The $700 billion Wall Street bailout package approved in the fall was drafted largely by Senate Banking Committee Chairman Christopher J. Dodd, Connecticut Democrat, and House Financial Services Committee Chairman Barney Frank, Massachusetts Democrat. The proposed $15 billion bailout of the Big Three automakers also was put together with minimal committee input and ultimately died without a vote in the Senate in December.
Mrs. Pelosi, who critics say has centralized power in her office and the hands of a few favored allies, contends that the emergency nature of the bills — at a time when the U.S. credit, finance and manufacturing sectors seemed on the verge of collapse — made it necessary to bypass the slower processes of the legislative mill.
“The speaker prefers to consider legislation in regular order, and the committees of jurisdiction held hearings and markups on the current economic recovery bill,” said Pelosi spokesman Drew Hammill. “In a few cases, because of urgent financial crises, the leadership agreed to use expedited procedures. However, both the speaker and leadership agree that it is preferable to use regular order, especially in non-emergency cases, and that has always been the intent.”
But the rushed nature of the process has its dangers.
Mrs. Pelosi and leaders of both parties were stunned when the House in late September rejected the first version of the Wall Street rescue bill, a vote that sent financial markets tumbling around the world. The need for speed led party vote-counters to underestimate the depth of the hostility to the bailout from rank-and-file members of both parties.
Despite Mr. Obama’s hopes for a bipartisan vote in support of the economic rescue bill, not a single House Republican voted for the measure in the end.
Mrs. Pelosi has been by turns dismissive and conciliatory in recent days about complaints over the way the House has operated on recent major bills.
On the day of the House vote over the stimulus package, she dismissed the Republicans’ grumbling that they had been shut out in their attempts to shape the bill.
“When you can’t win on policy, you always turn to process, and then you turn to personalities,” she said. It was a line she liked so much she repeated it at least twice in subsequent press appearances.
However, at the House Democratic retreat in Williamsburg last week, the speaker spoke in different tones.
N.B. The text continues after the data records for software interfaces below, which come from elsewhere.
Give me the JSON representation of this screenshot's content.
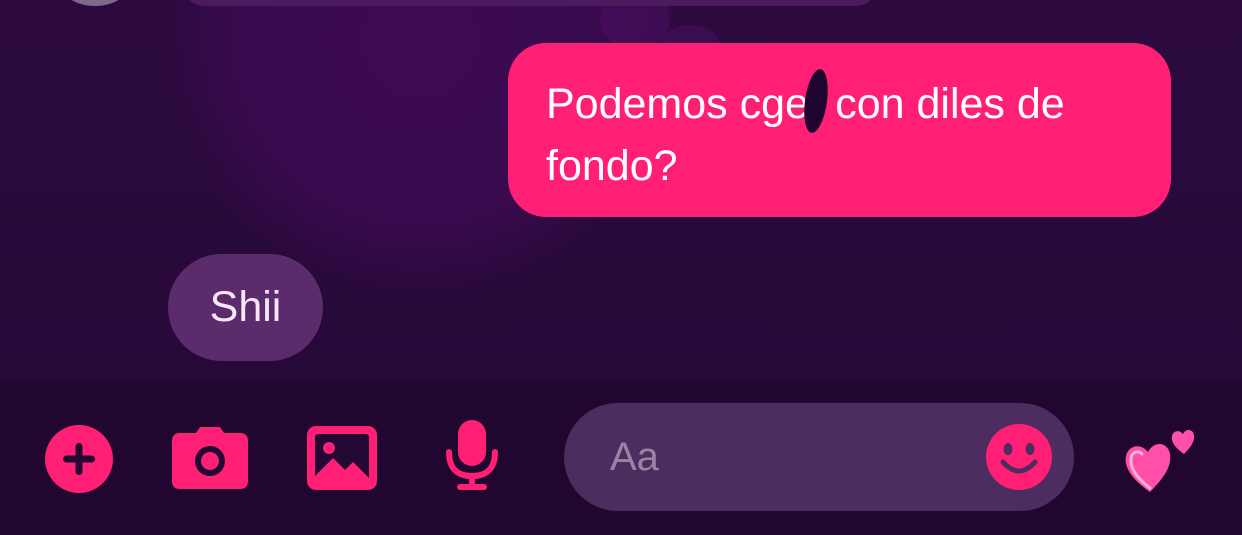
{
  "conversation": {
    "messages": [
      {
        "direction": "outgoing",
        "text_before": "Podemos c",
        "text_after": "ger con diles de fondo?"
      },
      {
        "direction": "incoming",
        "text": "Shii"
      }
    ]
  },
  "composer": {
    "placeholder": "Aa",
    "icons": [
      "add-icon",
      "camera-icon",
      "image-icon",
      "microphone-icon",
      "emoji-icon",
      "two-hearts-icon"
    ],
    "like_emoji": "💕"
  },
  "colors": {
    "accent": "#ff1f74",
    "background": "#250a36",
    "incoming_bubble": "#5c2b6c",
    "input_background": "#4d2c5f"
  }
}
In a closed-door meeting with her caucus, Mrs. Pelosi reportedly assured members that Congress would return to the regular order of drafting, amending and voting on bills — after the stimulus package is approved.
“The first thing that the speaker was talking about and I’m sure the president will address is that people understand the need for regular order,” Connecticut Rep. John B. Larson, chairman of the Democratic caucus, told reporters after the session.
However, Republicans have used the lack of debate and committee deliberations as a potent talking point in attacking the stimulus bill as a whole. Sen. Jon Kyl, Arizona Republican, noted that the Senate last year spent five weeks on floor debate on an energy bill, compared to just a week on the far more massive stimulus bill.
In an unusually pointed exchange, Sen. Lindsey Graham, South Carolina Republican, and Sen. Barbara Boxer, California Democrat, clashed on the Senate floor Thursday after Mr. Graham waved a thick draft of the bill over his head and said lawmakers were being asked to vote on a bill about which they knew little.
“I’m here to point out the fact that this is not bipartisanship. … We’re not working together,” Mr. Graham complained. “We’re about to spend $800 [billion] or $900 billion, and no one has a clue where we’re going to land, and we have to do it by tonight. I’m telling you right now that if this is the new way of doing business, if this is the change we all can believe in, America’s best days are behind her.”
• S.A. Miller contributed to this report.